→ **Task directions**: When you return the data, keep every line exactly as it is and leave out the pictures.

Top of Material supplied

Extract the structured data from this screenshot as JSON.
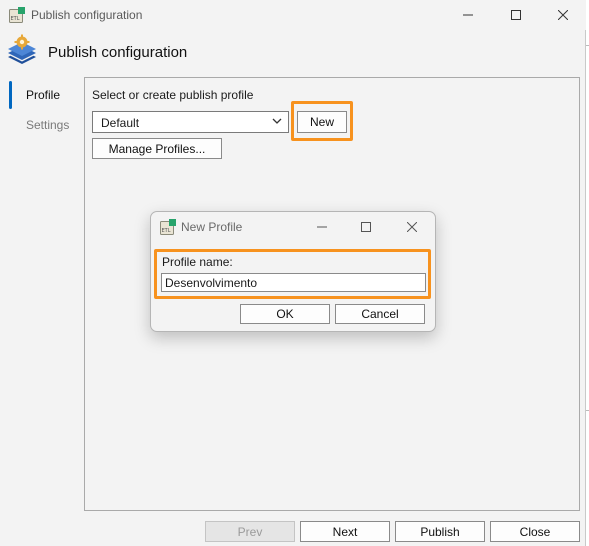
{
  "window": {
    "title": "Publish configuration"
  },
  "header": {
    "title": "Publish configuration"
  },
  "nav": {
    "profile": "Profile",
    "settings": "Settings"
  },
  "profile": {
    "prompt": "Select or create publish profile",
    "selected_profile": "Default",
    "new_button": "New",
    "manage_button": "Manage Profiles..."
  },
  "dialog": {
    "title": "New Profile",
    "label": "Profile name:",
    "value": "Desenvolvimento",
    "ok": "OK",
    "cancel": "Cancel"
  },
  "footer": {
    "prev": "Prev",
    "next": "Next",
    "publish": "Publish",
    "close": "Close"
  },
  "colors": {
    "highlight": "#f7921e",
    "accent": "#0067c0",
    "window_bg": "#f3f3f3"
  },
  "icons": [
    "etl-app-icon",
    "minimize-icon",
    "maximize-icon",
    "close-icon",
    "publish-layers-gear-icon",
    "chevron-down-icon"
  ]
}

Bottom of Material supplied

→ **Written answer**:
Extract the structured data from this screenshot as JSON.
{
  "window": {
    "title": "Publish configuration"
  },
  "header": {
    "title": "Publish configuration"
  },
  "nav": {
    "profile": "Profile",
    "settings": "Settings"
  },
  "profile": {
    "prompt": "Select or create publish profile",
    "selected_profile": "Default",
    "new_button": "New",
    "manage_button": "Manage Profiles..."
  },
  "dialog": {
    "title": "New Profile",
    "label": "Profile name:",
    "value": "Desenvolvimento",
    "ok": "OK",
    "cancel": "Cancel"
  },
  "footer": {
    "prev": "Prev",
    "next": "Next",
    "publish": "Publish",
    "close": "Close"
  },
  "colors": {
    "highlight": "#f7921e",
    "accent": "#0067c0",
    "window_bg": "#f3f3f3"
  },
  "icons": [
    "etl-app-icon",
    "minimize-icon",
    "maximize-icon",
    "close-icon",
    "publish-layers-gear-icon",
    "chevron-down-icon"
  ]
}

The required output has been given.